[Data records — start]

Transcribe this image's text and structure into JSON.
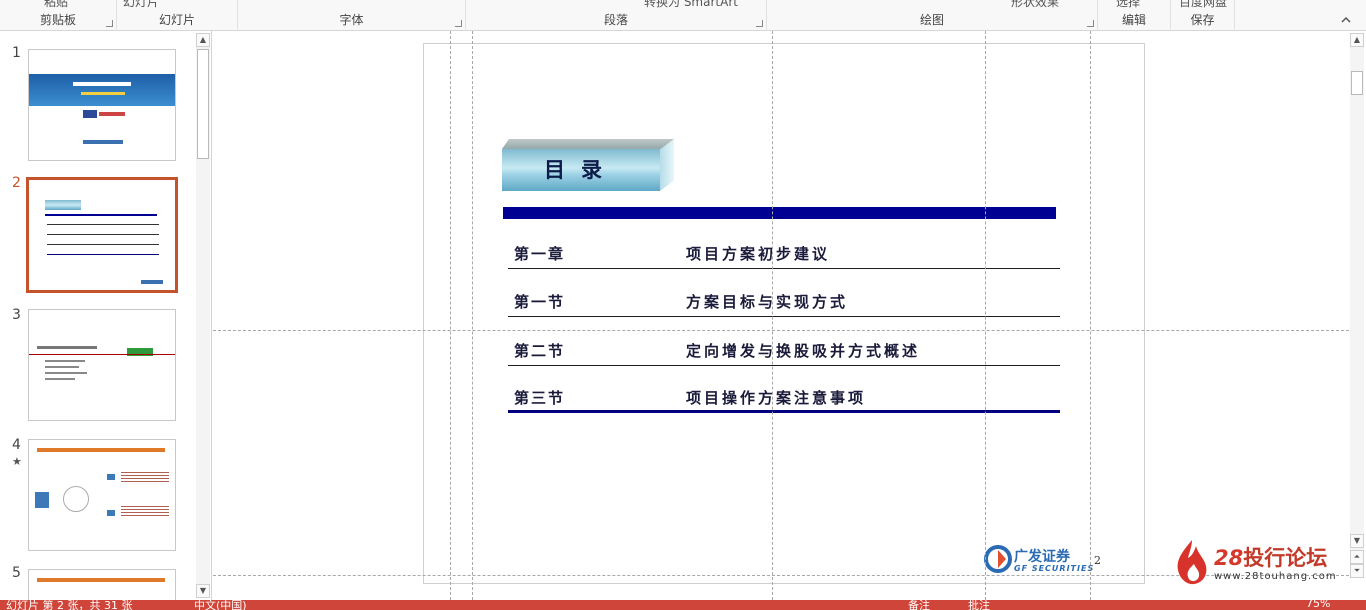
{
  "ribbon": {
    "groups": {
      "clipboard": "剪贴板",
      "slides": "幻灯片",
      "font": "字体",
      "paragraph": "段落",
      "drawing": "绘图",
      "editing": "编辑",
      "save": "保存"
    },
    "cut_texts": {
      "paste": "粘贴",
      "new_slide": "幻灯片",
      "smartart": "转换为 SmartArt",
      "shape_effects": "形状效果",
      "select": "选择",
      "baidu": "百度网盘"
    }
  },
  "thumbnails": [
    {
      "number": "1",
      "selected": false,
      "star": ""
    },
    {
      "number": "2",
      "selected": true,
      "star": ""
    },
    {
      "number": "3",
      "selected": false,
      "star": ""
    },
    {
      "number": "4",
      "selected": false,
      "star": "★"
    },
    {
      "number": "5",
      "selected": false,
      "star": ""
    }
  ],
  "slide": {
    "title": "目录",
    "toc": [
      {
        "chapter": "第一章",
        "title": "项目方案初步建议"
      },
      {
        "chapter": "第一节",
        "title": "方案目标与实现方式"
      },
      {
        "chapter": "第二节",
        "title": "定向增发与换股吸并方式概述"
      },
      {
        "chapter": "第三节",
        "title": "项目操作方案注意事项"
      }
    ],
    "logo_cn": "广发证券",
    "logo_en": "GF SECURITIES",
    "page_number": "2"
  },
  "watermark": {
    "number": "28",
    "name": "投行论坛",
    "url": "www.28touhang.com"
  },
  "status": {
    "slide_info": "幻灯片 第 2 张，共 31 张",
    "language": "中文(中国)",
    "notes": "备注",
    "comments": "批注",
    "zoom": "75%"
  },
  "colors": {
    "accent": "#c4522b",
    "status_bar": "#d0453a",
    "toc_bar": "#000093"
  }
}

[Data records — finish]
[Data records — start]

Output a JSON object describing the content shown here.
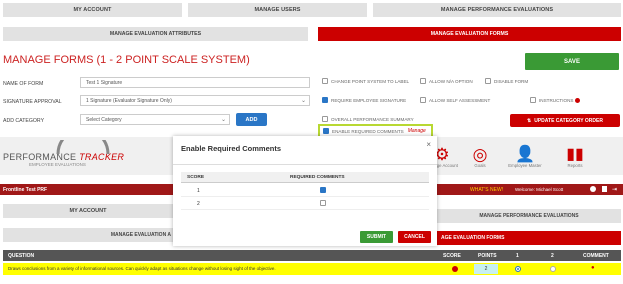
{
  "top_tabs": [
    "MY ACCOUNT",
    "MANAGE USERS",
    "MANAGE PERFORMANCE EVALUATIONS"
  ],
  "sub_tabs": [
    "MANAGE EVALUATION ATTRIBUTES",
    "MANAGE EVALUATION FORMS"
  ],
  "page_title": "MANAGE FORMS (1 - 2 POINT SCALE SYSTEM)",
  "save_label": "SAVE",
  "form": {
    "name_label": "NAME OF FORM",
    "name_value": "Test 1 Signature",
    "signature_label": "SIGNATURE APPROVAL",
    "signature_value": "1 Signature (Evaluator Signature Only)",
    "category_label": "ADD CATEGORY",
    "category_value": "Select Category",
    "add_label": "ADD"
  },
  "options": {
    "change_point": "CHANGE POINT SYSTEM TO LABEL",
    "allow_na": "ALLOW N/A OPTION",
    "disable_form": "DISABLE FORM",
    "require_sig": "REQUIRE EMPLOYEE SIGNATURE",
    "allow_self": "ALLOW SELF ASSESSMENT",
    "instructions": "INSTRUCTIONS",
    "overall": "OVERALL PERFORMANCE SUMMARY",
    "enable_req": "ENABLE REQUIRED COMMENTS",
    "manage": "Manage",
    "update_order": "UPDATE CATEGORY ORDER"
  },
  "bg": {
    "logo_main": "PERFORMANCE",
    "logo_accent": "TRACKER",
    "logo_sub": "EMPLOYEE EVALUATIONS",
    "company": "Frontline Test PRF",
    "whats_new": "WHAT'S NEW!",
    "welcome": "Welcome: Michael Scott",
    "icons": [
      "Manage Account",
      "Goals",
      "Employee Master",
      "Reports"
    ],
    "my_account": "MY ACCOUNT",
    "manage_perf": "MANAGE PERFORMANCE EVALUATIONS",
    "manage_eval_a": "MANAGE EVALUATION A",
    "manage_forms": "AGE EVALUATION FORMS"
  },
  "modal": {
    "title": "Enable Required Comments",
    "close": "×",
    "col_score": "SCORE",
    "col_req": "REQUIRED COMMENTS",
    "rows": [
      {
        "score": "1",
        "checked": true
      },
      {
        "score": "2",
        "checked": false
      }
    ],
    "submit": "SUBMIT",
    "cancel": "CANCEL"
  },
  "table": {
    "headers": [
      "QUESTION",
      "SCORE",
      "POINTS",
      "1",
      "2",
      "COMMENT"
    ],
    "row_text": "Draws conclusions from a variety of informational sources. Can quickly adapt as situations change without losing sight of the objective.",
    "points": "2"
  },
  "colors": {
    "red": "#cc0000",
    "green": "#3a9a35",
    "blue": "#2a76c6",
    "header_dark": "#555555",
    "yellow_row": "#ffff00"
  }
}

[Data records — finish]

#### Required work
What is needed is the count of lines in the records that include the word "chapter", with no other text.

#### Response
4